Broadbent Says BOE May Be Right to Do Nothing on Inflation
(Bloomberg) -- Bank of England Deputy Governor Ben Broadbent said policy makers may be right to overlook a surge in inflation now, arguing that many of the increases are likely to be temporary.
The remarks tip the balance on the U.K. central bank’s Monetary Policy Committee away from paring back stimulus for now and prompted traders to push back bets for the first interest rate rise since before the pandemic. He’s the sixth BOE official to weigh in on an unexpected jump in consumer prices over the bank’s 2% target in the past two months.
“I’m not convinced that the current inflation in retail goods prices should in and of itself mean higher inflation 18 to 24 months ahead, the horizon more relevant for monetary policy,” Broadbent said in the text of a speech released Thursday.
While Broadbent acknowledged that prices are likely to linger above the target this year, he said those gains are unlikely to persist. He noted that much of the inflation was due to rising oil prices and that lumber had fallen from its recent highs, making a negative contribution to prices from those categories probable early next year.
“What, in view of all this, is the appropriate policy response to the current inflation?,” Broadbent said. “Most of the overshoot relative to target in the latest CPI numbers -- more than all of it, on some measures -- reflects unusually strong inflation in goods prices.”
“If this was only a story about global goods prices -- and depending how confident you were in its transitory nature -- I think the answer could well be ‘nothing.’”
Swaps tied to BOE rate expectations indicated traders anticipating the first interest-rate increase in August 2022, three months later than the market showed Thursday.
The comments set the ground for the BOE’s next decision on monetary policy due next month. Officials will revise inflation and growth forecasts for the U.K. economy on Aug. 5. They’re on track to deliver 150 billion pounds ($206 billion) of stimulus in the form of bond purchases this year.
Last week, two members of the rate-setting panel called for a debate on reining in that stimulus, estimating inflation may jump close to 4%. Governor Andrew Bailey last week said he wouldn’t be rushed into a response on rising prices.
Broadbent came down firmly on the side of those who want to see more evidence of inflation picking up before acting. He said the more important driver of inflation over time is aggregate demand and that he’s focusing on developments in the labor market to assess how quickly the economy is rebounding from its worst slump in three centuries.
He noted a “mismatch” between where workers are and the location of available jobs -- both in terms of geograpic locations and the sectors of the economy that are expanding rapidly.
“It is striking to me that you have seen this big growth in vacancies even while there are millions of people on furlough,” Broadbent said in response to questions after his speech. “All this domestic mismatch could be more important.

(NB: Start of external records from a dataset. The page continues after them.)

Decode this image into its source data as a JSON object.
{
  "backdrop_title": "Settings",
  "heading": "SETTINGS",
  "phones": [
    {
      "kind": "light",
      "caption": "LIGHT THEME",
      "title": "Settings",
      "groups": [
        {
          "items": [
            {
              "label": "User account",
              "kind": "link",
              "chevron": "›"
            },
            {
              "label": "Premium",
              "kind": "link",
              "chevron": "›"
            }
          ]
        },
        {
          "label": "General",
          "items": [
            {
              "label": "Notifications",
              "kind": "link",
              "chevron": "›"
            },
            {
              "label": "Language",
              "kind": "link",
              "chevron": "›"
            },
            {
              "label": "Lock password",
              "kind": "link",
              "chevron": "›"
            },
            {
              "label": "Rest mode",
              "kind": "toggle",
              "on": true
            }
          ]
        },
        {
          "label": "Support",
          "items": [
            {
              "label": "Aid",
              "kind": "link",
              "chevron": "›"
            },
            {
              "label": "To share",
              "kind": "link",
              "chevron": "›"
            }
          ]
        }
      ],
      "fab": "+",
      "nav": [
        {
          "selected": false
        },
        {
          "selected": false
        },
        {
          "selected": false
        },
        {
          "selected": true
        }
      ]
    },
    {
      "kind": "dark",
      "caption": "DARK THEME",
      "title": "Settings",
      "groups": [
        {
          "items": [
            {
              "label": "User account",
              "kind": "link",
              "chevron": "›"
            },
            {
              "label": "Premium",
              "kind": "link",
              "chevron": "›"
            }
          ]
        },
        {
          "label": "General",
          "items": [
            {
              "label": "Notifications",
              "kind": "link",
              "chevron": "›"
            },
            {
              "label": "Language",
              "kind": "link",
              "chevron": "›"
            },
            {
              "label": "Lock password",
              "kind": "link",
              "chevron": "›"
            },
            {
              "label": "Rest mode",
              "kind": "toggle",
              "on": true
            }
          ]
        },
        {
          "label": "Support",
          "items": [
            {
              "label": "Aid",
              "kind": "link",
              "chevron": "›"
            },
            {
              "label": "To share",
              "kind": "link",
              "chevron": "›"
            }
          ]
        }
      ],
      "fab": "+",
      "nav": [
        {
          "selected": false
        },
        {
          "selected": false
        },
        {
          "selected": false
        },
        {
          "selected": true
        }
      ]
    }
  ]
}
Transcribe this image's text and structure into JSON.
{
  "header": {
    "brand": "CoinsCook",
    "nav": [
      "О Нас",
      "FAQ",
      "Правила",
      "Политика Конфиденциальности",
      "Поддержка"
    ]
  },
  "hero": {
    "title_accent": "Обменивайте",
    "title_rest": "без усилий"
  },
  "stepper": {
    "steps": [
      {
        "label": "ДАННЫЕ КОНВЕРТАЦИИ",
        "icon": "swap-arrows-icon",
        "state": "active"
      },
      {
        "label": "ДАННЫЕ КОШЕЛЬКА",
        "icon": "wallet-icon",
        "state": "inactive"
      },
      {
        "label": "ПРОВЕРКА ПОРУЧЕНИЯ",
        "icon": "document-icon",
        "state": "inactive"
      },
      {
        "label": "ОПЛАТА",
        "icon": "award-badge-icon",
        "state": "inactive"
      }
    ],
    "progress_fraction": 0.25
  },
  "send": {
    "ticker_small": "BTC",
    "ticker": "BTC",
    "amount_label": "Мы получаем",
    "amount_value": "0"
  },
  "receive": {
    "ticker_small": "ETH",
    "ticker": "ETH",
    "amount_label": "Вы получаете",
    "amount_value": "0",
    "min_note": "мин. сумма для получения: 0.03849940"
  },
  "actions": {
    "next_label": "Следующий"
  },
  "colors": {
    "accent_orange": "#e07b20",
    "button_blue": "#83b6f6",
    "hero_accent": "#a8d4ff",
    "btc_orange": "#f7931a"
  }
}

It could effectively mean that unemployment can’t fall as far as we thought it could.”
©2021 Bloomberg L.P.